not opposed to the sentiments and ideas of political
freedom that had grown up in the colonies; and,
although more than half of the Navigation Acts
were passed by Whig governments, the leaders
had known how to wink at the violation of nearly all
of them.
Immediately after the close of the French war, and
after George III. had ascended the throne of
England, it was decided to enforce the Navigation
Acts rigidly. There was to be no more smuggling,
and, to prevent this, Writs of Assistance were
issued. Armed with such authority, a servant of the
king might enter the home of any citizen, and make
a thorough search for smuggled goods. It is
needless to say the measure was resisted
vigorously, and its reception by the colonists, and
its effect upon them, has been called the opening
scene of the American Revolution. As a matter of
fact, this sudden change in the attitude of England
toward the colonies, marks the beginning of the
policy of George III. which, had it been successful,
would have made him the ruler of an absolute
instead of a limited monarchy. He hated the Tories
only less than the Whigs, and when he bestowed a
favor upon either, it was for the purpose of
weakening the other. The first task he set himself
was that of crushing the Whigs. Since the
Revolution of 1688, they had dictated the policy ofthe English government, and through wise leaders
had become supreme in authority. They were
particularly obnoxious to him because of their
republican spirit, and he regarded their ascendency
as a constant menace to his kingly power. Fortune
seemed to favor him in the dissensions which
arose. There grew up two factions in the Whig
party. There were old Whigs and new Whigs.
George played one against the other, advanced his
favorites when opportunity offered, and in the end
succeeded in forming a ministry composed of his
friends and obedient to his will.
With the ministry safely in hand, he turned his
attention to the House of Commons. The old Whigs
had set an example, which George was shrewd
enough to follow. Walpole and Newcastle had
succeeded in giving England one of the most
peaceful and prosperous governments within in the
previous history of the nation, but their methods
were corrupt. With much of the judgment,
penetration and wise forbearance which marks a
statesman, Walpole's distinctive qualities of mind
eminently fitted him for political intrigue; Newcastle
was still worse, and has the distinction of being the
premier under whose administration the revolt
against official corruption first received the support
of the public.
For near a hundred years, the territorial distribution
of seats in the House had remained the same,
while the centres of population had shifted along
with those of trade and new industries. Great
towns were without representation, while boroughs,such as Old Sarum, without a single voter, still
claimed, and had, a seat in Parliament. Such
districts, or "rotten boroughs," were owned and
controlled by many of the great landowners. Both
Walpole and Newcastle resorted to the outright
purchase of these seats, and when the time came
George did not shrink from doing the same thing.
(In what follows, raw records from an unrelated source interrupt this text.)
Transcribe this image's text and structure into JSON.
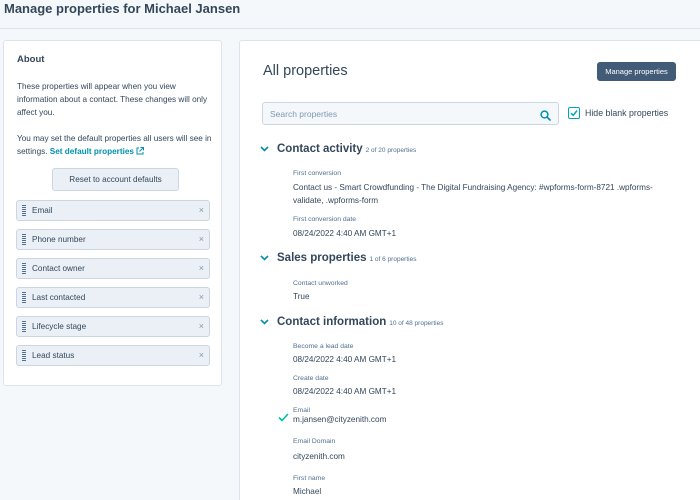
{
  "page": {
    "title": "Manage properties for Michael Jansen"
  },
  "about": {
    "heading": "About",
    "description": "These properties will appear when you view information about a contact. These changes will only affect you.",
    "default_text": "You may set the default properties all users will see in settings.",
    "default_link": "Set default properties",
    "reset_label": "Reset to account defaults",
    "properties": [
      {
        "label": "Email"
      },
      {
        "label": "Phone number"
      },
      {
        "label": "Contact owner"
      },
      {
        "label": "Last contacted"
      },
      {
        "label": "Lifecycle stage"
      },
      {
        "label": "Lead status"
      }
    ],
    "remove_glyph": "×"
  },
  "main": {
    "title": "All properties",
    "manage_label": "Manage properties",
    "search_placeholder": "Search properties",
    "hide_blank_label": "Hide blank properties",
    "hide_blank_checked": true,
    "sections": [
      {
        "title": "Contact activity",
        "count": "2 of 20 properties",
        "fields": [
          {
            "label": "First conversion",
            "value": "Contact us - Smart Crowdfunding - The Digital Fundraising Agency: #wpforms-form-8721 .wpforms-validate, .wpforms-form"
          },
          {
            "label": "First conversion date",
            "value": "08/24/2022 4:40 AM GMT+1"
          }
        ]
      },
      {
        "title": "Sales properties",
        "count": "1 of 6 properties",
        "fields": [
          {
            "label": "Contact unworked",
            "value": "True"
          }
        ]
      },
      {
        "title": "Contact information",
        "count": "10 of 48 properties",
        "fields": [
          {
            "label": "Become a lead date",
            "value": "08/24/2022 4:40 AM GMT+1"
          },
          {
            "label": "Create date",
            "value": "08/24/2022 4:40 AM GMT+1"
          },
          {
            "label": "Email",
            "value": "m.jansen@cityzenith.com",
            "verified": true
          },
          {
            "label": "Email Domain",
            "value": "cityzenith.com"
          },
          {
            "label": "First name",
            "value": "Michael"
          }
        ]
      }
    ]
  },
  "icons": {
    "search": "search-icon",
    "chevron": "chevron-down-icon",
    "external_link": "external-link-icon",
    "drag_handle": "drag-handle-icon",
    "remove": "close-icon",
    "check": "checkmark-icon"
  },
  "colors": {
    "accent": "#00a4bd",
    "link": "#0091ae",
    "primary_button": "#425b76",
    "text": "#33475b",
    "chip_bg": "#eaf0f6",
    "verified": "#00bda5"
  }
}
He went even further. All preferments of
whatsoever sort were bestowed upon those who
would do his bidding, and the business of bribery
assumed such proportions that an office was
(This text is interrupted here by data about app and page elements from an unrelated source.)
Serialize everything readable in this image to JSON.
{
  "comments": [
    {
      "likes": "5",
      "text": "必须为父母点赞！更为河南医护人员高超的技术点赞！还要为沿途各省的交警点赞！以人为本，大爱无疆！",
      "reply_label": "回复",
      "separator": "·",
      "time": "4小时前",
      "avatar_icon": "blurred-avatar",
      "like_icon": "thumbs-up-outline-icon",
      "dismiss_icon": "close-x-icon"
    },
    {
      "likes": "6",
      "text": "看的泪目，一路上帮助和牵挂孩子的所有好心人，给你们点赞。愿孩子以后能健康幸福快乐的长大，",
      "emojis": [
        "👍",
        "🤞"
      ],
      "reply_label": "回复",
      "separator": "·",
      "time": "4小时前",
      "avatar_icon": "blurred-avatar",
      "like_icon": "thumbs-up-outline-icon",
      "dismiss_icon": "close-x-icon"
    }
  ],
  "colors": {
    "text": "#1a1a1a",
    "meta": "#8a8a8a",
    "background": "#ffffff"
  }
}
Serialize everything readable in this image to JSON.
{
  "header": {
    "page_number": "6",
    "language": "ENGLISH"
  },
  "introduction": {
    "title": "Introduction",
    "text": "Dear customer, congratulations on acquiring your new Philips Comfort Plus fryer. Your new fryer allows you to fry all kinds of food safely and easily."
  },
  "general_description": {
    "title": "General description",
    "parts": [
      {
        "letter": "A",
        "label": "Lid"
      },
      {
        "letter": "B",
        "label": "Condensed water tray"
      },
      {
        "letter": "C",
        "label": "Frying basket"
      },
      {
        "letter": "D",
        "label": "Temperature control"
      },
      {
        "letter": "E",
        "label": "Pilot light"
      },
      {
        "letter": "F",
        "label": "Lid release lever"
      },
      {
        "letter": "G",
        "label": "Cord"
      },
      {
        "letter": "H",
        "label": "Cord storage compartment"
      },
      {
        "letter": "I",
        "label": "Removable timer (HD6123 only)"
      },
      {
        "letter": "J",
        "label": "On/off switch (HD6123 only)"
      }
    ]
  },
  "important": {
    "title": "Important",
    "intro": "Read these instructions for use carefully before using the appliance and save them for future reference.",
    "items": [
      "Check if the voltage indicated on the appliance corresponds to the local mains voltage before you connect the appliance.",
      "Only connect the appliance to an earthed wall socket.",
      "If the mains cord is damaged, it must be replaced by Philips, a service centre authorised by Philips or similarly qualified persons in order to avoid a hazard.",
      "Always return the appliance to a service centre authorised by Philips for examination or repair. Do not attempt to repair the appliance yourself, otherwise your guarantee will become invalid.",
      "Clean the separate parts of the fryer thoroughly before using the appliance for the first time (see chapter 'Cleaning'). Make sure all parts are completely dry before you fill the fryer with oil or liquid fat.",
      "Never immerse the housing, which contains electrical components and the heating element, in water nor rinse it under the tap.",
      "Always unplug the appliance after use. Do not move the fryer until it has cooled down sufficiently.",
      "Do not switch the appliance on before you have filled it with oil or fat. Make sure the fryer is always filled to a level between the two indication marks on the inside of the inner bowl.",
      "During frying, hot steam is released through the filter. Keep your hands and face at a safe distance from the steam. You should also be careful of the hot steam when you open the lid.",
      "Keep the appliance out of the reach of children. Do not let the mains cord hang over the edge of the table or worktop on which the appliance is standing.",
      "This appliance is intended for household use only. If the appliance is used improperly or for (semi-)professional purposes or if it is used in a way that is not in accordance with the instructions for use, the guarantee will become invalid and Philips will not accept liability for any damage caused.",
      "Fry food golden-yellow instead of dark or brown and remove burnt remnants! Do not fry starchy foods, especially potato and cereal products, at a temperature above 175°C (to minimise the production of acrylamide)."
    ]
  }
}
opened at the Treasury for this purpose, from
which twenty-five thousand pounds are said to
have passed in a single day. Parliament had been
for a long time only partially representative of the
people; it now ceased to be so almost completely.
With, the support which such methods secured,
along with encouragement from his ministers, the
king was prepared to put in operation his policy for
regulating the affairs of America. Writs of
Assistance (1761) were followed by the passage of
the Stamp Act (1765). The ostensible object of
both these measures was to help pay the debt
incurred by the French war, but the real purpose
lay deeper, and was nothing more or less than the
ultimate extension of parliamentary rule, in great
things as well as small, to America. At this crisis,
so momentous for the colonists, the Rockingham
ministry was formed, and Burke, together with Pitt,
supported a motion for the unconditional repeal of
the Stamp Act. After much wrangling, the motion
was carried, and the first blunder of the mother
country seemed to have been smoothed over.